With the legislative season mostly over, states have turned to developing regulations to provide clarity and guide practical application for new changes to their tax codes. This annual trend is readily apparent in the number of state tax credit regulations released just this month. State agencies in New Jersey, Georgia, New York, Delaware, and Mississippi have addressed issues ranging from general credit application to tweaking the kinds of expenses that may qualify. The regulations are essential for taxpayers to ensure the credits are qualified and claimed accurately. This blog contains a brief overview of recent state tax credit regulations.
Approved on May 23, 2018, New Jersey A.B. 3723 revived the off-shore wind tax credit in New Jersey. Following up on the reactivation of the credit, the New Jersey Development Authority released regulations §§ 19:31-20.1 through -20.16 for the renewed credit. The regulations add several definitions, lists the information required for the application and project description, and further clarifies project qualifications for the credit. Considering the size of the potential benefit, the regulations also require the recipient to submit an annual report detailing the progress of the taxpayer toward compliance with employment and investment obligations.
A credit offered for 10 years, the Qualified Education Expense Credit, received small regulatory revisions this year. Regulations 560-7-8-.47 add new information, including the annual aggregate credit cap for each year until 2028, the mandatory electronic pre-approval application process, and the process for claiming the credit. The Department of Revenue also provides updated examples, necessary for an accurate understanding of the credit’s application.
New York has once again adopted emergency regulations concerning its Empire Zone program, effective Oct. 12 and expiring Jan. 10, 2019. NYCRR Title 5, Parts 10 through 16 describe eligibility standards, the certification and decertification process, and certain rules concerning the size and location of development and investment zones. That New York has issued emergency regulations for the 3rd time in the last year, suggesting an inability to propose and adopt permanent guidance. This practice furthers uncertainty for taxpayers wishing to participate and may lead to underutilization of the credit program.

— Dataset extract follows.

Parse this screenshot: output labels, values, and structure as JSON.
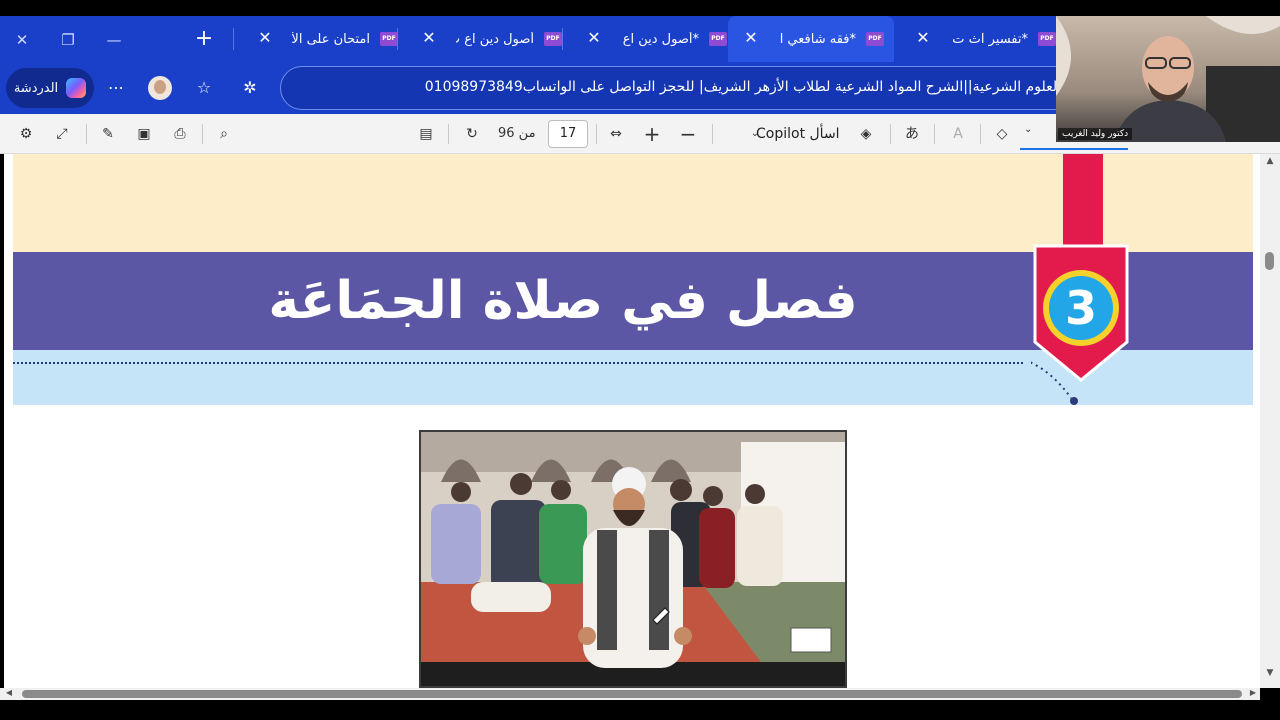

Delaware and Mississippi
Other states made smaller changes to existing credit programs in Delaware and Mississippi. Delaware took the opportunity to amend regulations surrounding its historic rehabilitation credit. 1 D.E. Administrative Code 901-1.0 through -12.0 increases the window in which rehabilitation activities can take place and also increases the application fee. The Mississippi Department of Revenue also adopted amendments to regulation § 35.X.09, amending their motion picture production tax incentive. The rule ends the approval of certain nonresident employee expenses.
While statutory provisions receive much of the fanfare, regulations can provide valuable insight and guidance to ensure the proper functioning of incentives. State agencies that take the time and energy to carefully consider regulatory changes are rewarded with confident taxpayers. That confidence can translate into greater program participation, in most cases a win-win for taxpayers and state governments alike.
Continue the discussion on Bloomberg Tax’s State Tax Group on LinkedIn: Which new state regulations have had the most impact on your business?
Get a free trial to Bloomberg Tax: State, a comprehensive research service that provides deep analysis and time-saving practice tools to help practitioners make well-informed decisions.
All Bloomberg BNA treatises are available on standing order, which ensures you will always receive the most current edition of the book or supplement of the title you have ordered from Bloomberg BNA’s book division. As soon as a new supplement or edition is published (usually annually) for a title you’ve previously purchased and requested to be placed on standing order, we’ll ship it to you to review for 30 days without any obligation. During this period, you can either (a) honor the invoice and receive a 5% discount (in addition to any other discounts you may qualify for) off the then-current price of the update, plus shipping and handling or (b) return the book(s), in which case, your invoice will be cancelled upon receipt of the book(s). Call us for a prepaid UPS label for your return. It’s as simple and easy as that. Most importantly, standing orders mean you will never have to worry about the timeliness of the information you’re relying on. And, you may discontinue standing orders at any time by contacting us at 1.800.960.1220 or by sending an email to firstname.lastname@example.org.
Put me on standing order at a 5% discount off list price of all future updates, in addition to any other discounts I may quality for. (Returnable within 30 days.)
Notify me when updates are available (No standing order will be created).
This Bloomberg BNA report is available on standing order, which ensures you will all receive the latest edition. This report is updated annually and we will send you the latest edition once it has been published. By signing up for standing order you will never have to worry about the timeliness of the information you need. And, you may discontinue standing orders at any time by contacting us at 1.800.372.1033, option 5, or by sending us an email to email@example.com.
Put me on standing order
Notify me when new releases are available (no standing order will be created)